Switching Impulse Level (SIL) in IEEE standards, or
Switching Impulse Withstand Voltage (SIWV) in IEC
■ insulation level regarding temporary overvoltages (e.g.
Short-Duration Power Frequency Withstand Voltage
(ACWV) in IEC 60071)
In some cases, the insulation levels of the equipment have
been selected prior to the study, e.g. due to long lead time
for delivery of equipment. If this is the case, the predefined
levels are compared to the minimum required insulation
levels that result from the simulation study and the subsequent insulation coordination procedure. In case of discrepancies, mitigation measures are proposed and tested.
Figure 1: Overview of the case study
The results showed that the predefined insulation levels
were not sufficient. As a solution, it was suggested to install additional surge arresters at the HV terminals of the

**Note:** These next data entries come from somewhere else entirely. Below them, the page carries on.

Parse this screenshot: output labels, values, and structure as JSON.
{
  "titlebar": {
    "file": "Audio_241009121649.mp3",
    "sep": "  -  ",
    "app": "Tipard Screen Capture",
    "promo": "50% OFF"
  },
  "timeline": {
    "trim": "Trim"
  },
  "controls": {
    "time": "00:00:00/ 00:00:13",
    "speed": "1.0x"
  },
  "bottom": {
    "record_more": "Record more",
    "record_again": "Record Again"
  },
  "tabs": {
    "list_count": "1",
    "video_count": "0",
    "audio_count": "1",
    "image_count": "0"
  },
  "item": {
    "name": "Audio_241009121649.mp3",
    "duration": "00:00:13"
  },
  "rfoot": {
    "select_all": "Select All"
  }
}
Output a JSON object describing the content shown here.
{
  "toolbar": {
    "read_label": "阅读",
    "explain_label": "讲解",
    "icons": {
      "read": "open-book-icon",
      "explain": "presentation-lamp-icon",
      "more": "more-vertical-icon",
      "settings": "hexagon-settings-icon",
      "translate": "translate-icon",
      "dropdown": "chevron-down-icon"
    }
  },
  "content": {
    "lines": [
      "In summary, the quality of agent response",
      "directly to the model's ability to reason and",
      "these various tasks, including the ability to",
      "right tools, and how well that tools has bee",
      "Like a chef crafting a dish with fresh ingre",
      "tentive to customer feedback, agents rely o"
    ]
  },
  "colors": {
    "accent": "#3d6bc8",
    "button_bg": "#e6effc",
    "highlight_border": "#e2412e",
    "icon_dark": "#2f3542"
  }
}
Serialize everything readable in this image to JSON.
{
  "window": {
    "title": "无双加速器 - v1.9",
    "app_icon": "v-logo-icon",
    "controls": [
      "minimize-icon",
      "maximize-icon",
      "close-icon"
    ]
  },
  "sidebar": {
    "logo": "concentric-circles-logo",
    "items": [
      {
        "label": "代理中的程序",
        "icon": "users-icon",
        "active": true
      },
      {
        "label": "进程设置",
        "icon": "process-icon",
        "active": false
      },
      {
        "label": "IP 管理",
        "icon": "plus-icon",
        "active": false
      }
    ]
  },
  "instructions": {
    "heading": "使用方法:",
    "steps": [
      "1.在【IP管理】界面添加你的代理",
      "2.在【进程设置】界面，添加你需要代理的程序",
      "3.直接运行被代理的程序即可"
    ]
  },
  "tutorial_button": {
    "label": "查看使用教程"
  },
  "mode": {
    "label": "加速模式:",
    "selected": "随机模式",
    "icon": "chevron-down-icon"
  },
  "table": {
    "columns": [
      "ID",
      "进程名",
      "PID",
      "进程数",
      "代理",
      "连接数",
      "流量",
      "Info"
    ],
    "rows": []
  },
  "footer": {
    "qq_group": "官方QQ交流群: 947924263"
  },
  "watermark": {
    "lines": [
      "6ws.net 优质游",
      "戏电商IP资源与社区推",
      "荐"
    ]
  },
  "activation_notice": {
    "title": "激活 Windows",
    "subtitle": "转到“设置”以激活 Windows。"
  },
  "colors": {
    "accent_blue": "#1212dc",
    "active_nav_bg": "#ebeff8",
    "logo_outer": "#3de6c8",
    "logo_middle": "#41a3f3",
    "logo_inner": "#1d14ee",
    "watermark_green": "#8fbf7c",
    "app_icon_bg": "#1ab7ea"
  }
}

transformers. After dimensioning of these arresters, they
were integrated in the simulation model and the simulations were repeated. It was shown that the predefined
insulation levels were now sufficient to cope with the
overvoltages resulting from the different lightning strike
scenarios (Figure 2).
Dimensioning and/or verification of protective devices
Protective devices are dimensioned in such a way that the
predefined insulation levels are not exceeded or when the
insulation levels are defined by the insulation coordination
study, that the required dielectric strength is not excessive
(for economical reasons). Furthermore, it is ensured that
the protective device does not impede normal system operation (e.g. surge arrester overloading in case of earth
Application example
A lightning overvoltage study was performed for a GIS
(gas-insulated switchgear) substation with two transformer
feeders and two cable bays with overhead lines connected
about 1.5 km away from the substation – see Figure 1.
Three types of lightning strikes were taken into account:
■ direct conductor strike at the last four towers
■ direct tower strike to the last four towers, possibly followed by backward flashover of the insulators strings
■ distant conductor strike, further away than the last four
Based on the maximum overvoltages, the required LIWV or
BIL of the equipment was calculated according to IEC
60071 and compared to the predefined insulation levels.
Figure 2: Max. GIS overvoltages without (top) and with (bottom)
additional surge arresters
For measurements of transient overvoltages in mediumvoltage networks, Siemens PTI has the special appropriate
equipment and many years of experience for measuring
voltages and currents up to the MHz-range. Measurements
of transient overvoltages can contribute to clarification of
reasons for equipment failure and weak points in systems.
Siemens AG
Power Technologies International
Freyeslebenstrasse 1
91058 Erlangen
Siemens Industry, Inc.
Power Technologies International
400 State Street
P.O. Box 1058
Schenectady, NY 12301-1058 USA
© 11.2014, Siemens AG and Siemens Industry, Inc.